Following the service, there was a lively Q&A session. One gentleman spoke to the universality of war’s intergenerational legacy by saying, "I’m 75 years old and my father fought in WW II. He liberated a prison camp in the Pacific theater, and he didn’t talk about it. In my family, WW II never ended.” It is moments like this that give our book talks special resonance and reverence.

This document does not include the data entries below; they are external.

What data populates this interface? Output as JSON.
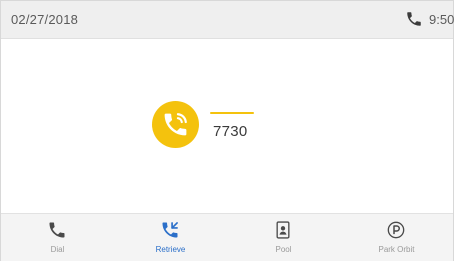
{
  "status_bar": {
    "date": "02/27/2018",
    "time": "9:50",
    "phone_icon": "phone-icon"
  },
  "call": {
    "icon": "phone-call-icon",
    "number": "7730",
    "accent_color": "#f4c20d"
  },
  "softkeys": [
    {
      "label": "Dial",
      "icon": "phone-icon"
    },
    {
      "label": "Retrieve",
      "icon": "call-retrieve-icon",
      "active": true
    },
    {
      "label": "Pool",
      "icon": "contact-card-icon"
    },
    {
      "label": "Park Orbit",
      "icon": "park-icon"
    }
  ],
  "colors": {
    "active_softkey": "#2b6fc9",
    "status_bar_bg": "#efefef"
  }
}
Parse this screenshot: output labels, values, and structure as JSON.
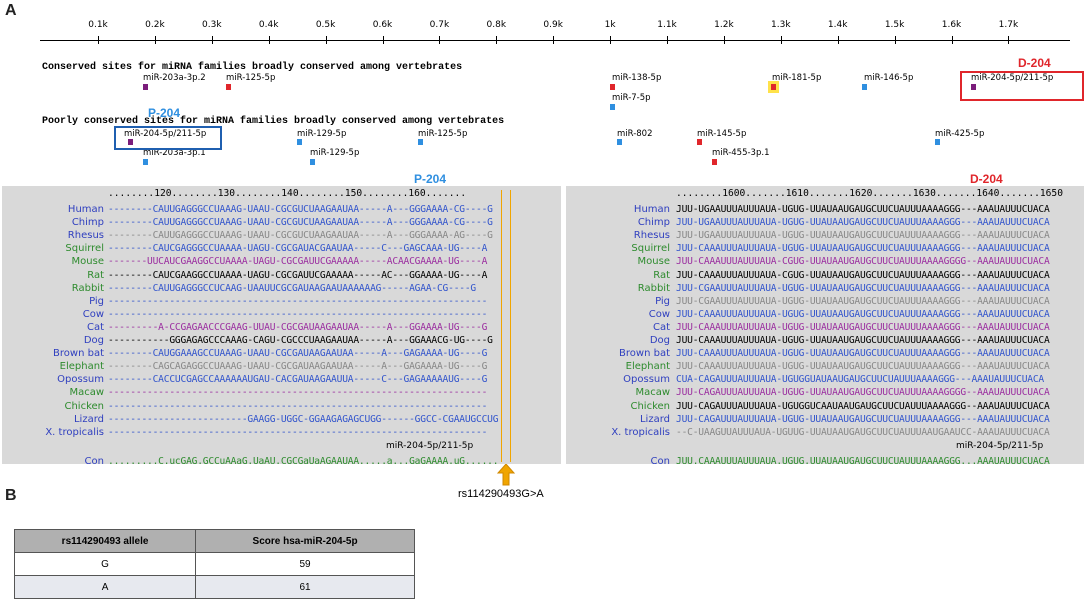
{
  "panels": {
    "a": "A",
    "b": "B"
  },
  "ruler": {
    "ticks": [
      "0.1k",
      "0.2k",
      "0.3k",
      "0.4k",
      "0.5k",
      "0.6k",
      "0.7k",
      "0.8k",
      "0.9k",
      "1k",
      "1.1k",
      "1.2k",
      "1.3k",
      "1.4k",
      "1.5k",
      "1.6k",
      "1.7k"
    ]
  },
  "conserved": {
    "title": "Conserved sites for miRNA families broadly conserved among vertebrates",
    "sites": [
      {
        "label": "miR-203a-3p.2",
        "color": "#7b1d7b"
      },
      {
        "label": "miR-125-5p",
        "color": "#e0262b"
      },
      {
        "label": "miR-138-5p",
        "color": "#e0262b"
      },
      {
        "label": "miR-7-5p",
        "color": "#2f8fe0"
      },
      {
        "label": "miR-181-5p",
        "color": "#e0262b",
        "highlight": "#ffe24a"
      },
      {
        "label": "miR-146-5p",
        "color": "#2f8fe0"
      },
      {
        "label": "miR-204-5p/211-5p",
        "color": "#7b1d7b"
      }
    ]
  },
  "poorly": {
    "title": "Poorly conserved sites for miRNA families broadly conserved among vertebrates",
    "sites": [
      {
        "label": "miR-204-5p/211-5p",
        "color": "#7b1d7b"
      },
      {
        "label": "miR-203a-3p.1",
        "color": "#2f8fe0"
      },
      {
        "label": "miR-129-5p",
        "color": "#2f8fe0"
      },
      {
        "label": "miR-129-5p",
        "color": "#2f8fe0"
      },
      {
        "label": "miR-125-5p",
        "color": "#2f8fe0"
      },
      {
        "label": "miR-802",
        "color": "#2f8fe0"
      },
      {
        "label": "miR-145-5p",
        "color": "#e0262b"
      },
      {
        "label": "miR-455-3p.1",
        "color": "#e0262b"
      },
      {
        "label": "miR-425-5p",
        "color": "#2f8fe0"
      }
    ]
  },
  "labels": {
    "d204": "D-204",
    "p204": "P-204",
    "d204_color": "#e0262b",
    "p204_color": "#2f8fe0"
  },
  "species": [
    {
      "name": "Human",
      "color": "#2f3fbf"
    },
    {
      "name": "Chimp",
      "color": "#2f3fbf"
    },
    {
      "name": "Rhesus",
      "color": "#2f3fbf"
    },
    {
      "name": "Squirrel",
      "color": "#2e8b2e"
    },
    {
      "name": "Mouse",
      "color": "#2e8b2e"
    },
    {
      "name": "Rat",
      "color": "#2e8b2e"
    },
    {
      "name": "Rabbit",
      "color": "#2e8b2e"
    },
    {
      "name": "Pig",
      "color": "#2f3fbf"
    },
    {
      "name": "Cow",
      "color": "#2f3fbf"
    },
    {
      "name": "Cat",
      "color": "#2f3fbf"
    },
    {
      "name": "Dog",
      "color": "#2f3fbf"
    },
    {
      "name": "Brown bat",
      "color": "#2f3fbf"
    },
    {
      "name": "Elephant",
      "color": "#2e8b2e"
    },
    {
      "name": "Opossum",
      "color": "#2f3fbf"
    },
    {
      "name": "Macaw",
      "color": "#2e8b2e"
    },
    {
      "name": "Chicken",
      "color": "#2e8b2e"
    },
    {
      "name": "Lizard",
      "color": "#2f3fbf"
    },
    {
      "name": "X. tropicalis",
      "color": "#2f3fbf"
    }
  ],
  "alignment_left": {
    "coords": "........120........130........140........150........160.......",
    "rows": [
      {
        "seq": "--------CAUUGAGGGCCUAAAG-UAAU-CGCGUCUAAGAAUAA-----A---GGGAAAA-CG----G",
        "color": "#3355cc"
      },
      {
        "seq": "--------CAUUGAGGGCCUAAAG-UAAU-CGCGUCUAAGAAUAA-----A---GGGAAAA-CG----G",
        "color": "#3355cc"
      },
      {
        "seq": "--------CAUUGAGGGCCUAAAG-UAAU-CGCGUCUAAGAAUAA-----A---GGGAAAA-AG----G",
        "color": "#888888"
      },
      {
        "seq": "--------CAUCGAGGGCCUAAAA-UAGU-CGCGAUACGAAUAA-----C---GAGCAAA-UG----A",
        "color": "#3355cc"
      },
      {
        "seq": "-------UUCAUCGAAGGCCUAAAA-UAGU-CGCGAUUCGAAAAA-----ACAACGAAAA-UG----A",
        "color": "#9b2fa0"
      },
      {
        "seq": "--------CAUCGAAGGCCUAAAA-UAGU-CGCGAUUCGAAAAA-----AC---GGAAAA-UG----A",
        "color": "#000000"
      },
      {
        "seq": "--------CAUUGAGGGCCUCAAG-UAAUUCGCGAUAAGAAUAAAAAAG-----AGAA-CG----G",
        "color": "#3355cc"
      },
      {
        "seq": "--------------------------------------------------------------------",
        "color": "#3355cc"
      },
      {
        "seq": "--------------------------------------------------------------------",
        "color": "#3355cc"
      },
      {
        "seq": "---------A-CCGAGAACCCGAAG-UUAU-CGCGAUAAGAAUAA-----A---GGAAAA-UG----G",
        "color": "#9b2fa0"
      },
      {
        "seq": "-----------GGGAGAGCCCAAAG-CAGU-CGCCCUAAGAAUAA-----A---GGAAACG-UG----G",
        "color": "#000000"
      },
      {
        "seq": "--------CAUGGAAAGCCUAAAG-UAAU-CGCGAUAAGAAUAA-----A---GAGAAAA-UG----G",
        "color": "#3355cc"
      },
      {
        "seq": "--------CAGCAGAGGCCUAAAG-UAAU-CGCGAUAAGAAUAA-----A---GAGAAAA-UG----G",
        "color": "#888888"
      },
      {
        "seq": "--------CACCUCGAGCCAAAAAAUGAU-CACGAUAAGAAUUA-----C---GAGAAAAAUG----G",
        "color": "#3355cc"
      },
      {
        "seq": "--------------------------------------------------------------------",
        "color": "#9b2fa0"
      },
      {
        "seq": "--------------------------------------------------------------------",
        "color": "#3355cc"
      },
      {
        "seq": "-------------------------GAAGG-UGGC-GGAAGAGAGCUGG------GGCC-CGAAUGCCUG",
        "color": "#3355cc"
      },
      {
        "seq": "--------------------------------------------------------------------",
        "color": "#3355cc"
      }
    ],
    "mirna": "miR-204-5p/211-5p",
    "con": ".........C.ucGAG.GCCuAAaG.UaAU.CGCGaUaAGAAUAA.....a...GaGAAAA.uG......",
    "con_label": "Con"
  },
  "alignment_right": {
    "coords": "........1600.......1610.......1620.......1630.......1640.......1650",
    "rows": [
      {
        "seq": "JUU-UGAAUUUAUUUAUA-UGUG-UUAUAAUGAUGCUUCUAUUUAAAAGGG---AAAUAUUUCUACA",
        "color": "#000000"
      },
      {
        "seq": "JUU-UGAAUUUAUUUAUA-UGUG-UUAUAAUGAUGCUUCUAUUUAAAAGGG---AAAUAUUUCUACA",
        "color": "#3355cc"
      },
      {
        "seq": "JUU-UGAAUUUAUUUAUA-UGUG-UUAUAAUGAUGCUUCUAUUUAAAAGGG---AAAUAUUUCUACA",
        "color": "#888888"
      },
      {
        "seq": "JUU-CAAAUUUAUUUAUA-UGUG-UUAUAAUGAUGCUUCUAUUUAAAAGGG---AAAUAUUUCUACA",
        "color": "#3355cc"
      },
      {
        "seq": "JUU-CAAAUUUAUUUAUA-CGUG-UUAUAAUGAUGCUUCUAUUUAAAAGGGG--AAAUAUUUCUACA",
        "color": "#9b2fa0"
      },
      {
        "seq": "JUU-CAAAUUUAUUUAUA-CGUG-UUAUAAUGAUGCUUCUAUUUAAAAGGG---AAAUAUUUCUACA",
        "color": "#000000"
      },
      {
        "seq": "JUU-CGAAUUUAUUUAUA-UGUG-UUAUAAUGAUGCUUCUAUUUAAAAGGG---AAAUAUUUCUACA",
        "color": "#3355cc"
      },
      {
        "seq": "JUU-CGAAUUUAUUUAUA-UGUG-UUAUAAUGAUGCUUCUAUUUAAAAGGG---AAAUAUUUCUACA",
        "color": "#888888"
      },
      {
        "seq": "JUU-CAAAUUUAUUUAUA-UGUG-UUAUAAUGAUGCUUCUAUUUAAAAGGG---AAAUAUUUCUACA",
        "color": "#3355cc"
      },
      {
        "seq": "JUU-CAAAUUUAUUUAUA-UGUG-UUAUAAUGAUGCUUCUAUUUAAAAGGG---AAAUAUUUCUACA",
        "color": "#9b2fa0"
      },
      {
        "seq": "JUU-CAAAUUUAUUUAUA-UGUG-UUAUAAUGAUGCUUCUAUUUAAAAGGG---AAAUAUUUCUACA",
        "color": "#000000"
      },
      {
        "seq": "JUU-CAAAUUUAUUUAUA-UGUG-UUAUAAUGAUGCUUCUAUUUAAAAGGG---AAAUAUUUCUACA",
        "color": "#3355cc"
      },
      {
        "seq": "JUU-CAAAUUUAUUUAUA-UGUG-UUAUAAUGAUGCUUCUAUUUAAAAGGG---AAAUAUUUCUACA",
        "color": "#888888"
      },
      {
        "seq": "CUA-CAGAUUUAUUUAUA-UGUGGUAUAAUGAUGCUUCUAUUUAAAAGGG---AAAUAUUUCUACA",
        "color": "#3355cc"
      },
      {
        "seq": "JUU-CAGAUUUAUUUAUA-UGUG-UUAUAAUGAUGCUUCUAUUUAAAAGGGG--AAAUAUUUCUACA",
        "color": "#9b2fa0"
      },
      {
        "seq": "JUU-CAGAUUUAUUUAUA-UGUGGUCAAUAAUGAUGCUUCUAUUUAAAAGGG--AAAUAUUUCUACA",
        "color": "#000000"
      },
      {
        "seq": "JUU-CAGAUUUAUUUAUA-UGUG-UUAUAAUGAUGCUUCUAUUUAAAAGGG---AAAUAUUUCUACA",
        "color": "#3355cc"
      },
      {
        "seq": "--C-UAAGUUAUUUAUA-UGUUG-UUAUAAUGAUGCUUCUAUUUAAUGAAUCC-AAAUAUUUCUACA",
        "color": "#888888"
      }
    ],
    "mirna": "miR-204-5p/211-5p",
    "con": "JUU.CAAAUUUAUUUAUA.UGUG.UUAUAAUGAUGCUUCUAUUUAAAAGGG...AAAUAUUUCUACA",
    "con_label": "Con"
  },
  "snp": {
    "label": "rs114290493G>A",
    "color": "#f0a500"
  },
  "table": {
    "headers": [
      "rs114290493  allele",
      "Score hsa-miR-204-5p"
    ],
    "rows": [
      [
        "G",
        "59"
      ],
      [
        "A",
        "61"
      ]
    ]
  }
}
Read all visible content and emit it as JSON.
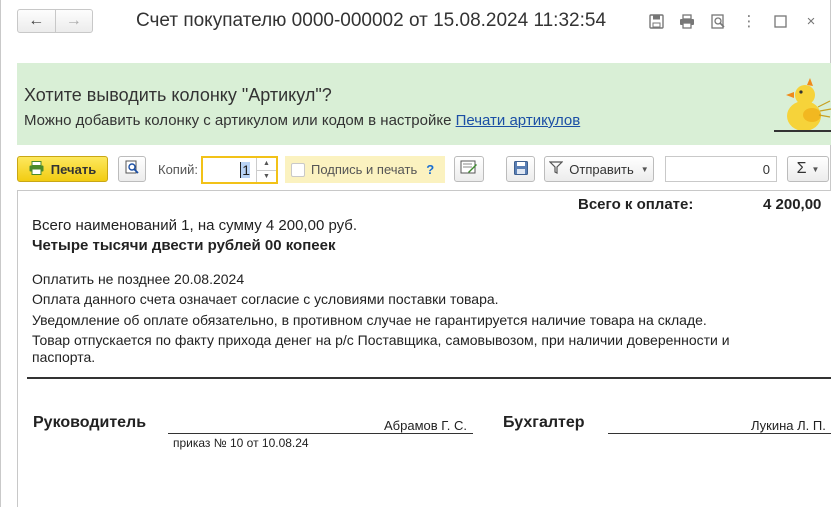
{
  "window": {
    "title": "Счет покупателю 0000-000002 от 15.08.2024 11:32:54",
    "nav_back": "←",
    "nav_forward": "→",
    "icons": [
      "save-icon",
      "print-icon",
      "preview-icon",
      "more-icon",
      "maximize-icon",
      "close-icon"
    ]
  },
  "banner": {
    "title": "Хотите выводить колонку \"Артикул\"?",
    "text": "Можно добавить колонку с артикулом или кодом в настройке ",
    "link": "Печати артикулов",
    "background": "#d9efd6"
  },
  "toolbar": {
    "print_label": "Печать",
    "copies_label": "Копий:",
    "copies_value": "1",
    "sign_label": "Подпись и печать",
    "sign_help": "?",
    "send_label": "Отправить",
    "sum_value": "0",
    "sigma_label": "Σ",
    "print_color": "#f2cc12"
  },
  "document": {
    "total_label": "Всего к оплате:",
    "total_value": "4 200,00",
    "summary": "Всего наименований 1, на сумму 4 200,00 руб.",
    "amount_words": "Четыре тысячи двести рублей 00 копеек",
    "notes": [
      "Оплатить не позднее 20.08.2024",
      "Оплата данного счета означает согласие с условиями поставки товара.",
      "Уведомление об оплате обязательно, в противном случае не гарантируется наличие товара на складе.",
      "Товар отпускается по факту прихода денег на р/с Поставщика, самовывозом, при наличии доверенности и",
      "паспорта."
    ],
    "signatures": {
      "head_label": "Руководитель",
      "head_name": "Абрамов Г. С.",
      "head_order": "приказ № 10 от 10.08.24",
      "accountant_label": "Бухгалтер",
      "accountant_name": "Лукина Л. П."
    }
  }
}
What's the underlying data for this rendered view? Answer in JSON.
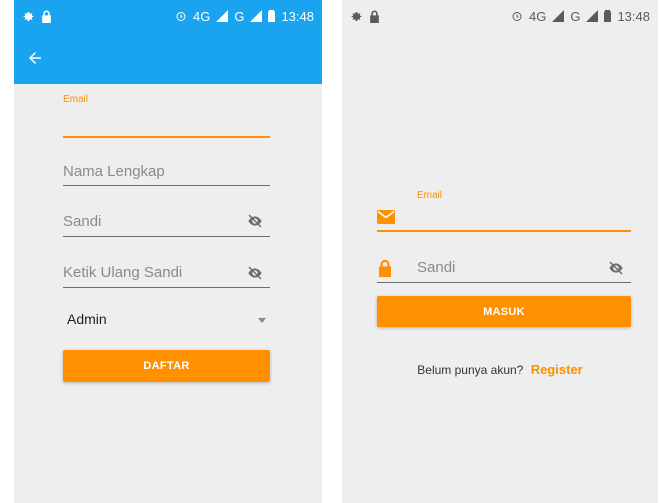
{
  "colors": {
    "primary": "#1aa3ee",
    "accent": "#ff9100",
    "background": "#eeeeee",
    "hint": "#8a8a8a"
  },
  "status_bar": {
    "icons": [
      "settings-icon",
      "lock-icon",
      "alarm-icon",
      "signal-4g-icon",
      "signal-g-icon",
      "battery-icon"
    ],
    "network_4g": "4G",
    "network_g": "G",
    "time": "13:48"
  },
  "register_screen": {
    "email_label": "Email",
    "full_name_hint": "Nama Lengkap",
    "password_hint": "Sandi",
    "repeat_password_hint": "Ketik Ulang Sandi",
    "role_selected": "Admin",
    "submit_label": "DAFTAR"
  },
  "login_screen": {
    "email_label": "Email",
    "password_hint": "Sandi",
    "submit_label": "MASUK",
    "no_account_text": "Belum punya akun?",
    "register_link": "Register"
  }
}
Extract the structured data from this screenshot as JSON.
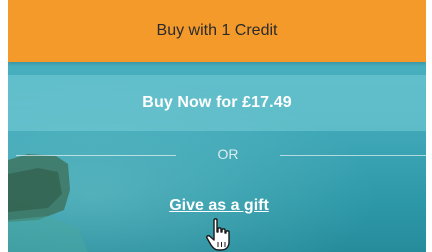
{
  "actions": {
    "buy_credit_label": "Buy with 1 Credit",
    "buy_now_label": "Buy Now for £17.49",
    "or_label": "OR",
    "gift_label": "Give as a gift"
  },
  "colors": {
    "credit_button": "#f49a2b",
    "panel_background": "#46aebd",
    "text_light": "#ffffff"
  },
  "icons": {
    "cursor": "hand-pointer-icon"
  }
}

Three of our co-editors and authors, Rita Benn, Joy Wolfe Ensor and Ruth Wade, were delighted to give a Zoom book presentation on October 4 at the Holocaust and Human Rights Education Center (HHREC) in Westchester County, NY. For Joy it was a homecoming of sorts, because her late father, Leon Wolfe, was a founding board member of the organization (then known as the Westchester Holocaust Commission), and her late stepmother, the artist Rita Rapaport, sculpted the Gates of Remembrance (a replica is shown in this photo with Joy's father's prisoner number inscribed) that are a centerpiece of the organization’s Garden of Remembrance in White Plains, NY.
The attendees on ZOOM were engaged and receptive, and asked many questions about our origin story, the writing process, and how to engage in exploring our Holocaust legacy when there is still so much information left to learn. Two participants asked for further contact with Ruth because their parents came from Piotrków Trybulanski in Poland, the same hometown as her father. Another remarked that Rita’s chapter, “Shades of Chanel No. 5,” evoked a flood of memories about her own mother, who favored that scent. The authors feel that the associations and connections that emerge as a result of sharing our stories are a gift that keeps on giving both to the authors and the attendees alike.
On Sunday, October 1, 2023 Ruth Finkel Wade had the honor of speaking to the adult Sunday School class at Anona Methodist Church in Largo, Florida. Members of the class had already done their homework, calling up a video interview of Ruth’s father Sidney Finkel, before she presented. The audience of fifty listened attentively as Ruth read excerpts from our book and engaged the audience in a conversation about learning to heal from the trauma she experienced growing up.
The University of Illinois Alumni Magazine published in their News & Noteworthy: Ruth (Finkel) Wade, ’82 MEDIA, edited and contributed to The Ones Who Remember: Second-Generation Voices of the Holocaust (City Point Press, 2022), an anthology written by 16 children of Holocaust survivors. Wade and her fellow contributors began compiling their parents’ stories and decided to include their own related personal experiences. The book has received a 2022
Foreward Indies Gold Award and a 2023 Silver Award for Heroic Journeys from Nautilus Books.